The Origins of Value: The Financial Innovations That Created Modern Capital Markets
The Origins of Value: The Financial Innovations That Created Modern Capital Markets by Audible Studios at Spring Brook Audio. Hurry! Limited time offer. Offer valid only while supplies last. From the invention of interest in Mesopotamia and the origin of paper money in China, to the creation of mutual funds, inflation-indexed bonds, and
From the invention of interest in Mesopotamia and the origin of paper money in China, to the creation of mutual funds, inflation-indexed bonds, and global financial securities, here is a sweeping survey of financial innovations that have changed the world.

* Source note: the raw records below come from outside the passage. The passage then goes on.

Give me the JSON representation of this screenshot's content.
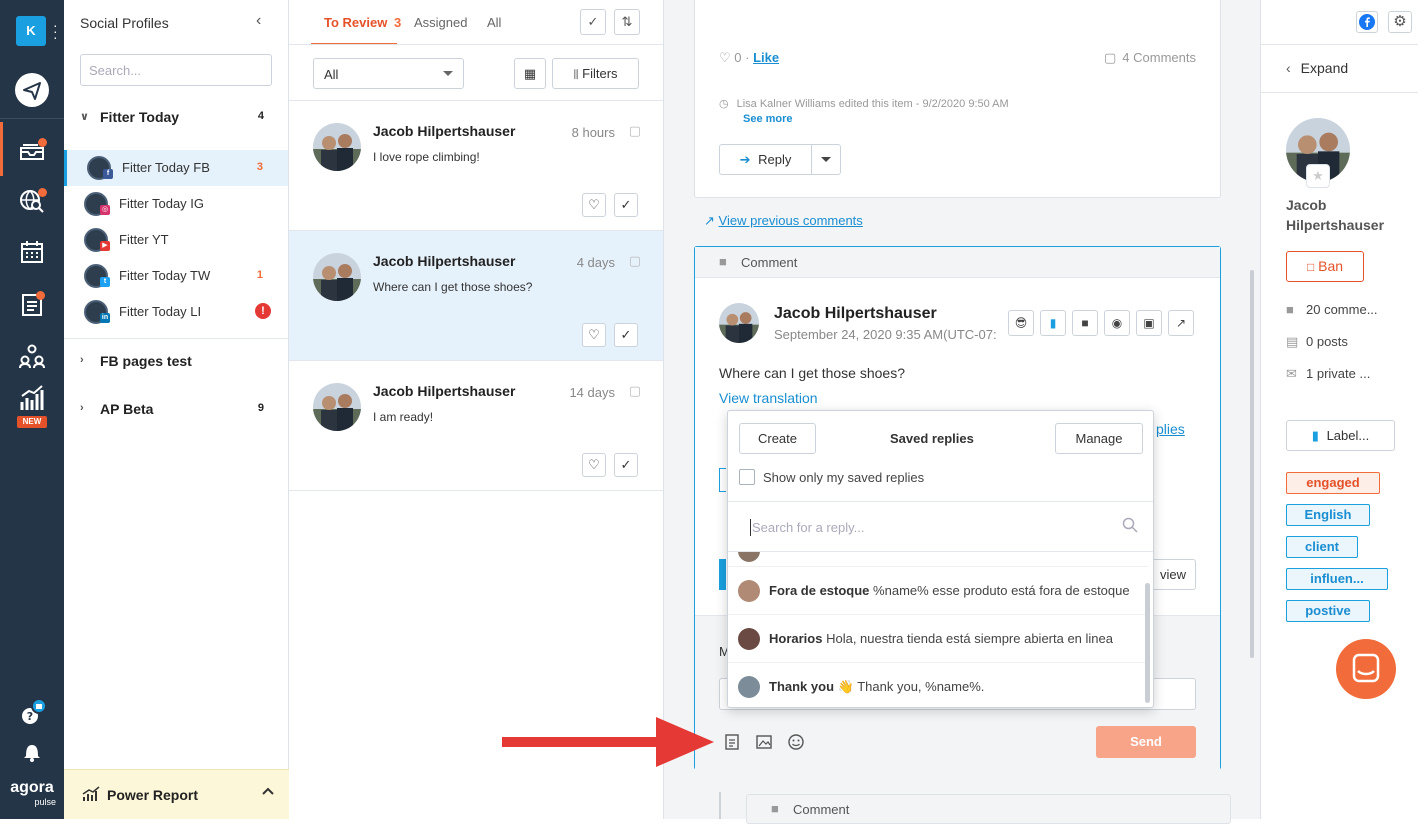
{
  "rail": {
    "account_initial": "K",
    "new_badge": "NEW",
    "logo_text": "agora",
    "logo_sub": "pulse",
    "colors": {
      "bg": "#253548",
      "accent": "#f26b3a",
      "brand": "#1aa0e0"
    }
  },
  "profiles": {
    "title": "Social Profiles",
    "search_placeholder": "Search...",
    "groups": [
      {
        "name": "Fitter Today",
        "count": "4",
        "expanded": true,
        "items": [
          {
            "label": "Fitter Today FB",
            "network": "facebook",
            "count": "3",
            "active": true
          },
          {
            "label": "Fitter Today IG",
            "network": "instagram",
            "count": ""
          },
          {
            "label": "Fitter YT",
            "network": "youtube",
            "count": ""
          },
          {
            "label": "Fitter Today TW",
            "network": "twitter",
            "count": "1"
          },
          {
            "label": "Fitter Today LI",
            "network": "linkedin",
            "count": "",
            "error": "!"
          }
        ]
      },
      {
        "name": "FB pages test",
        "count": ""
      },
      {
        "name": "AP Beta",
        "count": "9"
      }
    ],
    "power_report": "Power Report"
  },
  "list": {
    "tabs": [
      {
        "label": "To Review",
        "count": "3",
        "active": true
      },
      {
        "label": "Assigned"
      },
      {
        "label": "All"
      }
    ],
    "filter_select": "All",
    "filters_button": "Filters",
    "items": [
      {
        "author": "Jacob Hilpertshauser",
        "time": "8 hours",
        "text": "I love rope climbing!"
      },
      {
        "author": "Jacob Hilpertshauser",
        "time": "4 days",
        "text": "Where can I get those shoes?",
        "active": true
      },
      {
        "author": "Jacob Hilpertshauser",
        "time": "14 days",
        "text": "I am ready!"
      }
    ]
  },
  "center": {
    "likes_count": "0",
    "like_label": "Like",
    "comments_count": "4 Comments",
    "edit_note": "Lisa Kalner Williams edited this item - 9/2/2020 9:50 AM",
    "see_more": "See more",
    "reply_button": "Reply",
    "view_previous": "View previous comments",
    "comment_header": "Comment",
    "comment_author": "Jacob Hilpertshauser",
    "comment_date": "September 24, 2020 9:35 AM(UTC-07:",
    "comment_text": "Where can I get those shoes?",
    "view_translation": "View translation",
    "partial_replies": "plies",
    "partial_view": "view",
    "partial_m": "M",
    "send_button": "Send",
    "comment_header_2": "Comment"
  },
  "saved_replies": {
    "create": "Create",
    "title": "Saved replies",
    "manage": "Manage",
    "only_mine": "Show only my saved replies",
    "search_placeholder": "Search for a reply...",
    "rows": [
      {
        "name": "Fora de estoque",
        "text": "%name% esse produto está fora de estoque"
      },
      {
        "name": "Horarios",
        "text": "Hola, nuestra tienda está siempre abierta en linea"
      },
      {
        "name": "Thank you",
        "emoji": "👋",
        "text": "Thank you, %name%."
      }
    ]
  },
  "right": {
    "expand": "Expand",
    "name_line1": "Jacob",
    "name_line2": "Hilpertshauser",
    "ban": "Ban",
    "comments": "20 comme...",
    "posts": "0 posts",
    "private": "1 private ...",
    "label_button": "Label...",
    "tags": [
      {
        "label": "engaged",
        "color": "orange"
      },
      {
        "label": "English",
        "color": "blue"
      },
      {
        "label": "client",
        "color": "blue"
      },
      {
        "label": "influen...",
        "color": "blue"
      },
      {
        "label": "postive",
        "color": "blue"
      }
    ]
  }
}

Written by a distinguished group of experts - including Robert Shiller, Niall Ferguson, Valerie Hansen, and many others - The Origins of Value traces the evolution of finance through 4,000 years of history. Listeners see how and why many of our most important financial tools and institutions - loans, interest rates, stocks, bonds, mutual funds, the corporation, and the New York Stock Exchange, to name a few - came into being. We see, for instance, how ancient Rome developed an early form of equity finance that resembles the modern corporation and read about the first modern corporation - the Dutch East India Company - and its innovative means of financing the exploration and expansion of European business ventures around the globe. We also meet remarkable financial innovators, such as the 13th century Italian Fibonacci of Pisa, whose mathematics of money became the foundation for later developments in the technology of Western European finance (and may explain why the West surpassed the East in financial sophistication). And we even discover a still-surviving "perpetuity" dating from the Dutch Age of Reason - an instrument that has been paying interest since the mid-17th century. Placing our current age of financial revolution in fascinating historical perspective, The Origins of Value tells a remarkable story of invention, illuminating many key episodes in the course of financial history.